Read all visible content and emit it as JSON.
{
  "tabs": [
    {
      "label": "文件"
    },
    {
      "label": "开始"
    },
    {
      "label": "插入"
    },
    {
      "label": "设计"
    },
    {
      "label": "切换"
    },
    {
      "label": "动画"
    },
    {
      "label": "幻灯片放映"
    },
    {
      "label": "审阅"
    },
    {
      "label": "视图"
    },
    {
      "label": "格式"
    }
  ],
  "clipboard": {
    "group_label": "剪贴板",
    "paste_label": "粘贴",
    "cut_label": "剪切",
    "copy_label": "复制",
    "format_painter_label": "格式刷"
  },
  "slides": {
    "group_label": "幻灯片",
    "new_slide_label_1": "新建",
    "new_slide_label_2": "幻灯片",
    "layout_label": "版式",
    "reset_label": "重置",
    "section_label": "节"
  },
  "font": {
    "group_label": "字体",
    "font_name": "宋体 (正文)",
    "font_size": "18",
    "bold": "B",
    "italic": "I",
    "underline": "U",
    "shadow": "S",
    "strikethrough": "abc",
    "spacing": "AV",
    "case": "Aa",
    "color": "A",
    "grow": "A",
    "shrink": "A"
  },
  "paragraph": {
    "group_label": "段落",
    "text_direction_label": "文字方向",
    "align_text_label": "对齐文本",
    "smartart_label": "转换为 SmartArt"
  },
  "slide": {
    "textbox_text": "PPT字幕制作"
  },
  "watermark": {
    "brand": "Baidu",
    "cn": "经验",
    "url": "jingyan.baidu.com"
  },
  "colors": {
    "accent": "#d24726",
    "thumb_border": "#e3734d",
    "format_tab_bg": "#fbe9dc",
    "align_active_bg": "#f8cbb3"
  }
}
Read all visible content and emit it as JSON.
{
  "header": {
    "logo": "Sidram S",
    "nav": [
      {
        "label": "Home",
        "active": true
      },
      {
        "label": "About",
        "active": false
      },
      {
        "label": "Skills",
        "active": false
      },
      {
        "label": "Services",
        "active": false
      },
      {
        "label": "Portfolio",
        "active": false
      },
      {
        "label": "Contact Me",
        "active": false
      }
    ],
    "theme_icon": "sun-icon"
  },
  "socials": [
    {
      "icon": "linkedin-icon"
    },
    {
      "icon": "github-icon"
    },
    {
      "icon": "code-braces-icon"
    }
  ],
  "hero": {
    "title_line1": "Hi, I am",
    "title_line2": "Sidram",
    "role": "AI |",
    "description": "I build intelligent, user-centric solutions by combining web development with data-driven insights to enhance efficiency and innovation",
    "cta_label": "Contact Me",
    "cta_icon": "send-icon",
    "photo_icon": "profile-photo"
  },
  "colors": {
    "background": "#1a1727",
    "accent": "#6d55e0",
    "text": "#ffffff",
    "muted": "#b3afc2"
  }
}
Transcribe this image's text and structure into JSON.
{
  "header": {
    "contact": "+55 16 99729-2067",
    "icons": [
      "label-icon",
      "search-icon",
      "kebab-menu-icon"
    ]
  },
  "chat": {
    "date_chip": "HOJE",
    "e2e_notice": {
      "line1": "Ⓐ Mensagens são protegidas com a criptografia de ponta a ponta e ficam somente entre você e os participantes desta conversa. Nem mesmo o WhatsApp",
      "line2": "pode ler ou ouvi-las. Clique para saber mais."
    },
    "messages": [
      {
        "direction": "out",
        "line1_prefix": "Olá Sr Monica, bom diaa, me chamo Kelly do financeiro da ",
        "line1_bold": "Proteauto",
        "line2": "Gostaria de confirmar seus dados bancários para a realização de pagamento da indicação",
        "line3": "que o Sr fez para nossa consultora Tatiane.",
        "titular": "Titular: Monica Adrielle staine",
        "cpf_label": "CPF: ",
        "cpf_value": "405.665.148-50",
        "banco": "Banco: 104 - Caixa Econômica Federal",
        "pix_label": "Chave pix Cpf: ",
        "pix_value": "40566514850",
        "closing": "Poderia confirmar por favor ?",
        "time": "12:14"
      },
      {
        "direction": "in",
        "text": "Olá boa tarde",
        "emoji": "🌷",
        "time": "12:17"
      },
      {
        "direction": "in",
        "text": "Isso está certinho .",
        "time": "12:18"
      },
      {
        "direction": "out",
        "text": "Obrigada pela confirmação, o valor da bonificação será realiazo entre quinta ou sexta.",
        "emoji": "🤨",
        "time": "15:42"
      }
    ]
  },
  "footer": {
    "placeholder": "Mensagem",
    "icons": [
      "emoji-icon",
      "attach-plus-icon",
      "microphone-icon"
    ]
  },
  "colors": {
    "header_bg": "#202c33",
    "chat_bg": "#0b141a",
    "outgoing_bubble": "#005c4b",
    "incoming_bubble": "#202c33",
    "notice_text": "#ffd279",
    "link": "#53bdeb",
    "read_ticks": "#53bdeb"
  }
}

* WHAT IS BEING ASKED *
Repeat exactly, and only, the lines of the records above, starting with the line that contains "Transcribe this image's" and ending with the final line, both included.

* PROBLEM SOLUTION *
Transcribe this image's text and structure into JSON.
{
  "header": {
    "contact": "+55 16 99729-2067",
    "icons": [
      "label-icon",
      "search-icon",
      "kebab-menu-icon"
    ]
  },
  "chat": {
    "date_chip": "HOJE",
    "e2e_notice": {
      "line1": "Ⓐ Mensagens são protegidas com a criptografia de ponta a ponta e ficam somente entre você e os participantes desta conversa. Nem mesmo o WhatsApp",
      "line2": "pode ler ou ouvi-las. Clique para saber mais."
    },
    "messages": [
      {
        "direction": "out",
        "line1_prefix": "Olá Sr Monica, bom diaa, me chamo Kelly do financeiro da ",
        "line1_bold": "Proteauto",
        "line2": "Gostaria de confirmar seus dados bancários para a realização de pagamento da indicação",
        "line3": "que o Sr fez para nossa consultora Tatiane.",
        "titular": "Titular: Monica Adrielle staine",
        "cpf_label": "CPF: ",
        "cpf_value": "405.665.148-50",
        "banco": "Banco: 104 - Caixa Econômica Federal",
        "pix_label": "Chave pix Cpf: ",
        "pix_value": "40566514850",
        "closing": "Poderia confirmar por favor ?",
        "time": "12:14"
      },
      {
        "direction": "in",
        "text": "Olá boa tarde",
        "emoji": "🌷",
        "time": "12:17"
      },
      {
        "direction": "in",
        "text": "Isso está certinho .",
        "time": "12:18"
      },
      {
        "direction": "out",
        "text": "Obrigada pela confirmação, o valor da bonificação será realiazo entre quinta ou sexta.",
        "emoji": "🤨",
        "time": "15:42"
      }
    ]
  },
  "footer": {
    "placeholder": "Mensagem",
    "icons": [
      "emoji-icon",
      "attach-plus-icon",
      "microphone-icon"
    ]
  },
  "colors": {
    "header_bg": "#202c33",
    "chat_bg": "#0b141a",
    "outgoing_bubble": "#005c4b",
    "incoming_bubble": "#202c33",
    "notice_text": "#ffd279",
    "link": "#53bdeb",
    "read_ticks": "#53bdeb"
  }
}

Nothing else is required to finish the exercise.